The KeyOne is the, the one we’ve been hearing about for the last few months. Based on Android and running BlackBerry software on top, it adds some unique characteristics that you can’t find on any other Android phone for 2017, like a physical keyboard that can launch up to 52 shortcuts.
For longtime BlackBerry fans, the KeyOne is shaping up to fulfill hopes of the brand’s renewed glory. And while we’re impressed with the KeyOne’s feature set so far, we’ll simply need to spend more time testing the phone before we know how well it’s done.
In addition, the KeyOne — which is postioned on the high-end — will face tough competition from more established players, like Samsung’s upcoming Galaxy S8, LG’s G6 and Google’s new Pixel phones. We’re eager to see how this all plays out.
Keyboard and tricks
That physical keyboard is a BlackBerry trademark. On the KeyOne, typing felt a little cramped even for my smaller-size fingers. Then again, it’s been a long time since I’ve felt the real pushback of a QWERTY keyboard; this may be a skill to relearn. Still, the short keyboard height is a trade-off that helps maximize the touchscreen’s size. A taller keyboard might mean you don’t get that 4.5-inch screen.
In addition to tapping out text, the KeyOne keyboard’s capacitive sensors mean you can swipe left and right over the top of the buttons to, say, flip among home screens. (It feels a little weird under your fingers.) You can also map a long or short press of any key to launch an app or shortcut — up to 52 of them in total (good luck remembering them all). The phone will even suggest apps to pair, like “I” for “Instagram” and “Y” for “Yelp”.
The fingerprint reader is built right into the home button and worked pretty well in my tests.
We like a good convenience key for launching any app we pair with it. On the KeyOne, the button on the phone’s right edge can open Google Voice Search, the camera or any other app you use a lot.
Taking a cue from Samsung’s Edge phones, the KeyOne has a little tab you can pull over on any screen.
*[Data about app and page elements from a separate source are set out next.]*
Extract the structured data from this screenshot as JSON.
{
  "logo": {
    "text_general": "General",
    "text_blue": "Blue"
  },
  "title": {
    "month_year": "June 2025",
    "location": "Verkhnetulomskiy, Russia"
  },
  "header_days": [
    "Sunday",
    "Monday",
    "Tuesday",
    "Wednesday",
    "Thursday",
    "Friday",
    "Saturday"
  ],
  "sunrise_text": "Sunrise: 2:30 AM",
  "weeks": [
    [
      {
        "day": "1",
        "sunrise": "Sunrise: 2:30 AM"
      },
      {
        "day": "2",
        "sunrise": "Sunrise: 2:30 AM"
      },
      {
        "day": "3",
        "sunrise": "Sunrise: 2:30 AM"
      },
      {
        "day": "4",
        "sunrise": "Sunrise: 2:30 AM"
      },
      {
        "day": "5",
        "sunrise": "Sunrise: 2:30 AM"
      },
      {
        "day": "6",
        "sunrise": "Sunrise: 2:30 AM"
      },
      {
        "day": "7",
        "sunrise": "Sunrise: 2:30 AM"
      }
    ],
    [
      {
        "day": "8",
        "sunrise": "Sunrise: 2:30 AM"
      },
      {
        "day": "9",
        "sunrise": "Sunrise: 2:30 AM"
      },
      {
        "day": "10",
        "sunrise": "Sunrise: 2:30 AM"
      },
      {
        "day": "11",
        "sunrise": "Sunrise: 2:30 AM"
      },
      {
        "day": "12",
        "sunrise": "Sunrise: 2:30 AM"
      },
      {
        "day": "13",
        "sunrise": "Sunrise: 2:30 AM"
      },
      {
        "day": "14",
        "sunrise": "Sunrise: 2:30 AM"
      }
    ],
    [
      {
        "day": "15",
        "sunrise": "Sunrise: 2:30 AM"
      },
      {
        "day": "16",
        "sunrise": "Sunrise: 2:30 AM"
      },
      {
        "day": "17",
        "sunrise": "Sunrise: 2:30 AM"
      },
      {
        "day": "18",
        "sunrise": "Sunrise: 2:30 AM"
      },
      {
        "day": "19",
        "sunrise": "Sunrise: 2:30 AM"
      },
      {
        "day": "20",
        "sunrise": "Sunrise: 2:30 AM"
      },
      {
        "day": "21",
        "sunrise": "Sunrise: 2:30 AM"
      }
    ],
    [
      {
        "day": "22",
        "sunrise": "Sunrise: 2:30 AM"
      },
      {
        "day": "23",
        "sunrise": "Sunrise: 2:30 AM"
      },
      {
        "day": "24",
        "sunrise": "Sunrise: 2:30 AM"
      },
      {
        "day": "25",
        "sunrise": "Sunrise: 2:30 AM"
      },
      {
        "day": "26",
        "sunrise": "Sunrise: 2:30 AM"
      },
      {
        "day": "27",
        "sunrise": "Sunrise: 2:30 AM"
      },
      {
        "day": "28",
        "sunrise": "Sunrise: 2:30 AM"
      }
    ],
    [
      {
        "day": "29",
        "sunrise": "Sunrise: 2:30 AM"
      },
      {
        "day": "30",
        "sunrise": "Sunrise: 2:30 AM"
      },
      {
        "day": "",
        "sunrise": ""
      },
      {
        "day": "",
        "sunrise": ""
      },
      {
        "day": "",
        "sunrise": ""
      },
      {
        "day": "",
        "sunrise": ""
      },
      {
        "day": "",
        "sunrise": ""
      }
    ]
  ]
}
This opens a module that shows you upcoming appointments and tasks, and lets you view some recent messages. There’s also a Settings menu you can access to customize the tab’s size, placement and transparency.
Ever focused on productivity, the phone groups shortcut icons on one of its home screens to help you launch the one you want, like a new note or calendar appointment.
BlackBerry fans will be glad to see BlackBerry Hub, which is a universal message inbox and BBM (BlackBerry Messenger), as well as the Dtek app for peering into your phone’s security protocols. The KeyOne will work with the BES server. In addition to everyday buyers, the folks behind the BlackBerry brand are also reaching out to businesses and government agencies to support the phone.
Pricing and sale date
The phone will go on sale in April for $549 and £499 (that converts to about AU$715).
It’ll work on all four major US carriers, but will initially sell from BlackBerryMobile.com and other online retailers. In Canada, it’ll roll out through carriers first.
- 4.5-inch; 1,620×1,080-pixel resolution
- Android 7.1
- 12-megapixel rear camera
- 8-megapixel front-facing camera
- 2GHz octacore Qualcomm Snapdragon 625
- 32GB internal storage
- 3GB RAM
- Up to 2TB expandable storage (microSD card)
- 3,505mAh battery (nonremovable)
Read next: Comeback kids: Once-great BlackBerry and Nokia brands make their return